> DATASET CONTENT:
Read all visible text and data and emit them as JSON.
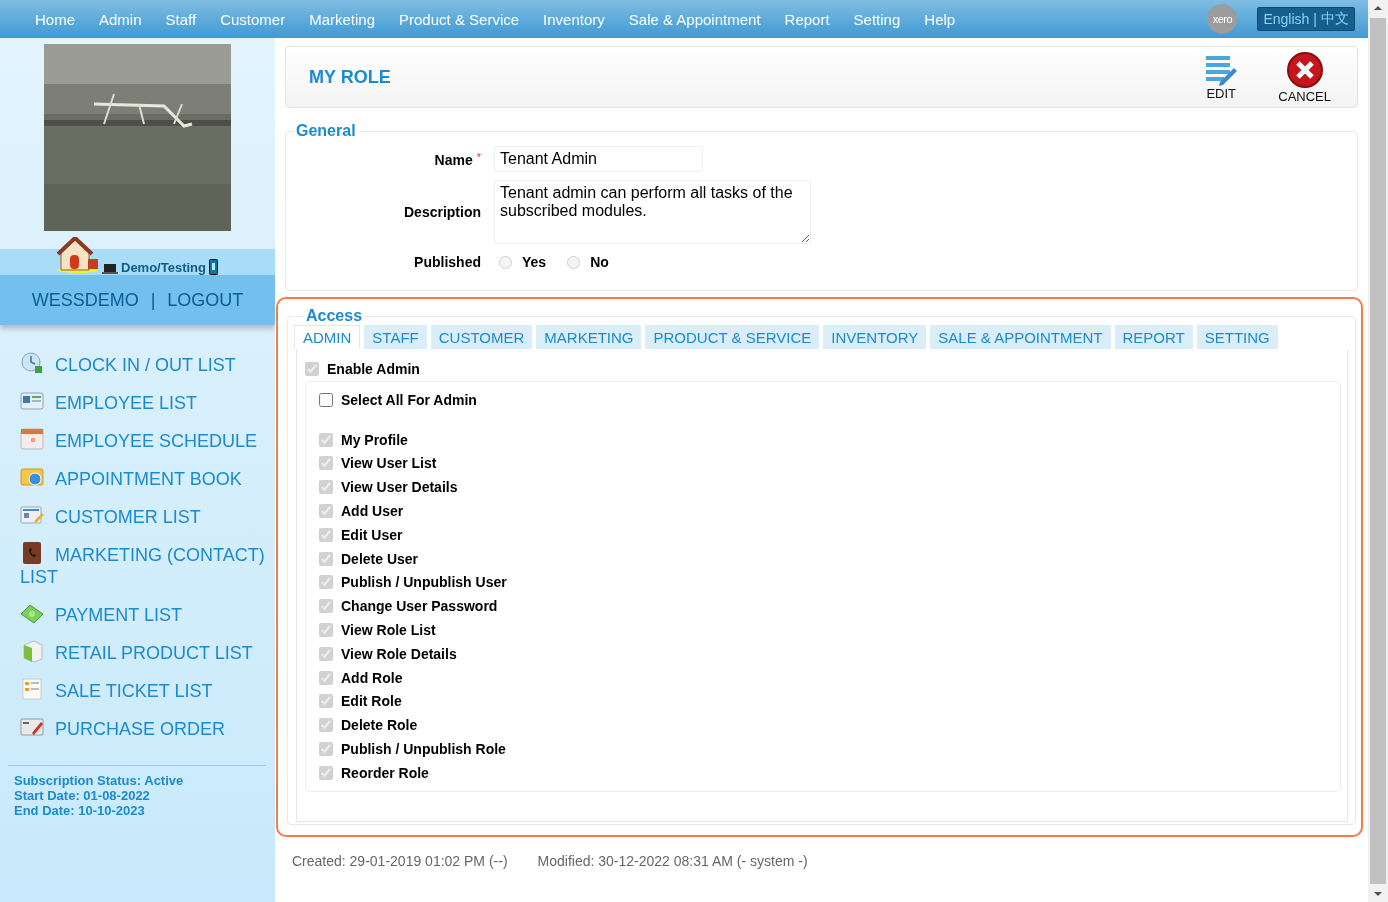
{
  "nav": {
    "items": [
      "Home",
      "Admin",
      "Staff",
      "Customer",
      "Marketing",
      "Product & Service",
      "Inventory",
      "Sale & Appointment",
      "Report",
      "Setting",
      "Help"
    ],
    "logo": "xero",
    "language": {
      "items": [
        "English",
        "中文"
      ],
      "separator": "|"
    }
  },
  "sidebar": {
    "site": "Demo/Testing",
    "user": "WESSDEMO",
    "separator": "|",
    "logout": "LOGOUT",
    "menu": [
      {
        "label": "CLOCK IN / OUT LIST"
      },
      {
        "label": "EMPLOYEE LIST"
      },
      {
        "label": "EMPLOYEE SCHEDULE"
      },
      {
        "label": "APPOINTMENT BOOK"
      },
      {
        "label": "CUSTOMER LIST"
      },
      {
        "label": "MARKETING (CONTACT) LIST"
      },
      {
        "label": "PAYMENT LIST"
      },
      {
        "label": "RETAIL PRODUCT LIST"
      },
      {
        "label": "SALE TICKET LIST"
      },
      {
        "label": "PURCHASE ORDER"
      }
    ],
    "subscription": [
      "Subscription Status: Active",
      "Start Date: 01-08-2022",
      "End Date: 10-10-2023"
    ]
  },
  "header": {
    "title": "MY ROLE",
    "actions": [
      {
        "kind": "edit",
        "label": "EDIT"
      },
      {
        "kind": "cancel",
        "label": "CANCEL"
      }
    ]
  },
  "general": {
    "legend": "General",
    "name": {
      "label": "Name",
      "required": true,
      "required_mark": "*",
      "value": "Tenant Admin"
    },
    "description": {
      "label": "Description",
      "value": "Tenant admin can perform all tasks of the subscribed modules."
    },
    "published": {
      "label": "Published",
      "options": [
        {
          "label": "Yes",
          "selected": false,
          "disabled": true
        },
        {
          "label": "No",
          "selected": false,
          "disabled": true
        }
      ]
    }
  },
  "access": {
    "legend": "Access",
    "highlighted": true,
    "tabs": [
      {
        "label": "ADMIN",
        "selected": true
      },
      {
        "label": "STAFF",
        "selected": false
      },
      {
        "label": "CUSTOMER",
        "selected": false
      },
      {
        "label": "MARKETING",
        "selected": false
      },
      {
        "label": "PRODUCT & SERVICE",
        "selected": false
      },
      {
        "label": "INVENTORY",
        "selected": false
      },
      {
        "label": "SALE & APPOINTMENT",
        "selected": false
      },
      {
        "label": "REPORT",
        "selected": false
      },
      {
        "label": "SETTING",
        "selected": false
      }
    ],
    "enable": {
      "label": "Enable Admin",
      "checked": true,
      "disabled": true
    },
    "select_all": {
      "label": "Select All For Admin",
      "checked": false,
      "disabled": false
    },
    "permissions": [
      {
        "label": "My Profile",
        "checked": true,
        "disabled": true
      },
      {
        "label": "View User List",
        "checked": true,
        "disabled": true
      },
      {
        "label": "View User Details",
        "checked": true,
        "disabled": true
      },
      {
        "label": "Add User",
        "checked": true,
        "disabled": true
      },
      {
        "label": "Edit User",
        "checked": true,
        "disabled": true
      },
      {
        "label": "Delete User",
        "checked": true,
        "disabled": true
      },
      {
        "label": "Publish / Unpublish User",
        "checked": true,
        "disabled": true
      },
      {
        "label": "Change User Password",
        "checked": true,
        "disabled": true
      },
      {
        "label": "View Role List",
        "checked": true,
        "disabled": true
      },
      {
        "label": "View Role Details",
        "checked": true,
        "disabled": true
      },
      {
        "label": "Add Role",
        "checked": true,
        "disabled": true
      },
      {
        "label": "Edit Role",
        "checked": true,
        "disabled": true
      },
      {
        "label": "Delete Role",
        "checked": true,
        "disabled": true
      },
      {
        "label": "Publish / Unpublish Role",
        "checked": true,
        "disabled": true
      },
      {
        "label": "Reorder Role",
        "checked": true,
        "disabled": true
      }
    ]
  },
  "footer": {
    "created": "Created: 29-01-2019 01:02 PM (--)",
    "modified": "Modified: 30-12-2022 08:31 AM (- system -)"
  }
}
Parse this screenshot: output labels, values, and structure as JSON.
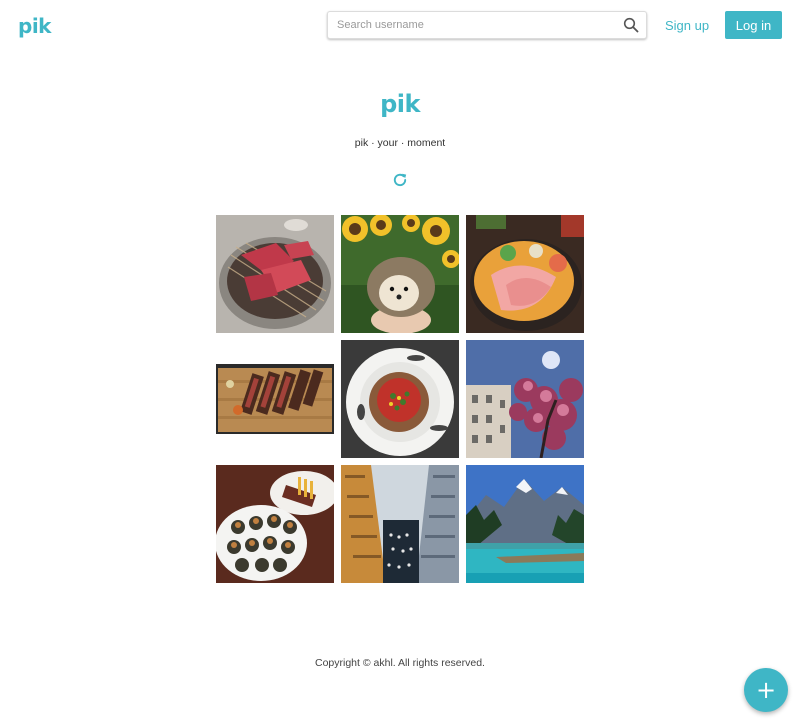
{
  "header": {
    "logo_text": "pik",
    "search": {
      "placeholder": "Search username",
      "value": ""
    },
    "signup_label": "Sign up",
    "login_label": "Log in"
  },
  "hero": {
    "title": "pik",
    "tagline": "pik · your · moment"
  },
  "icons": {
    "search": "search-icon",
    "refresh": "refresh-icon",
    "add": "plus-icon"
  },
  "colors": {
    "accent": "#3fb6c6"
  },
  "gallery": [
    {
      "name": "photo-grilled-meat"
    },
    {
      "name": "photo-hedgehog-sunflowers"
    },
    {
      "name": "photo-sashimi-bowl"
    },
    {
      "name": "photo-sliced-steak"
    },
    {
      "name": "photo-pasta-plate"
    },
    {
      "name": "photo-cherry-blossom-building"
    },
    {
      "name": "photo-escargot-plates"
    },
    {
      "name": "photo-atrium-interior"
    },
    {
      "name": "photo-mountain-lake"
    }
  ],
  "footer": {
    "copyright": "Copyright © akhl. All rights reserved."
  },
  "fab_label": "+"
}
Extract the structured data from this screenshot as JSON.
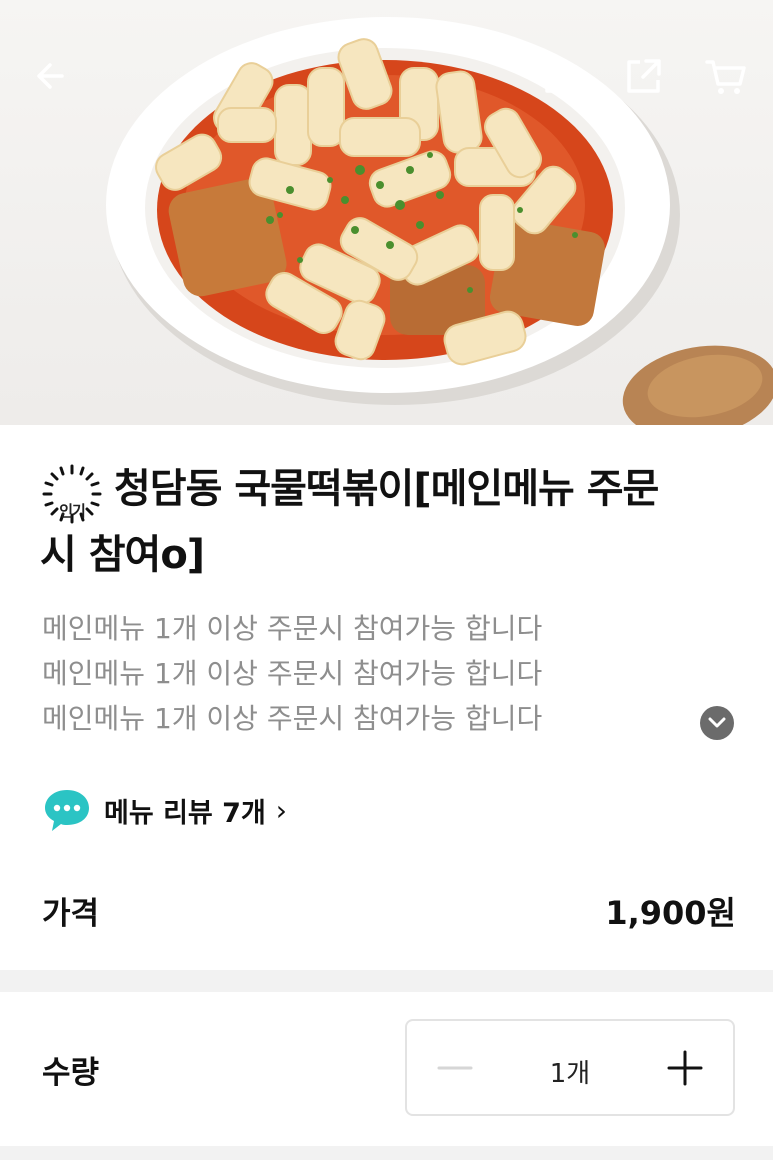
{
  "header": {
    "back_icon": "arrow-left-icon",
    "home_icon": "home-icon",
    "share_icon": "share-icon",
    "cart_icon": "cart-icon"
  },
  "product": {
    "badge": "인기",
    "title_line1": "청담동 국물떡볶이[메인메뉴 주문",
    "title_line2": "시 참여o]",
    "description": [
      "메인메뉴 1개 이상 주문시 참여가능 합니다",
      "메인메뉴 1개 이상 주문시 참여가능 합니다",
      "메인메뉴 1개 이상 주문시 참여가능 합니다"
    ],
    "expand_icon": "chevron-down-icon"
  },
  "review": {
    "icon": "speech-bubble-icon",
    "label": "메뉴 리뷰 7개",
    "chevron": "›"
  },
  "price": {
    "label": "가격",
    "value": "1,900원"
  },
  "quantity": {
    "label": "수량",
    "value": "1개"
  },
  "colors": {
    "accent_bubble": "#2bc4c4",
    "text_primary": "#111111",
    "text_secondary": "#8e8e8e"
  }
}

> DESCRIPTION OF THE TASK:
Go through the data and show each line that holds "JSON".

> RESPONSE BOX:
Read all visible text and data and emit them as JSON.
Parse this screenshot: output labels, values, and structure as JSON.
Extract the structured data from this screenshot as JSON.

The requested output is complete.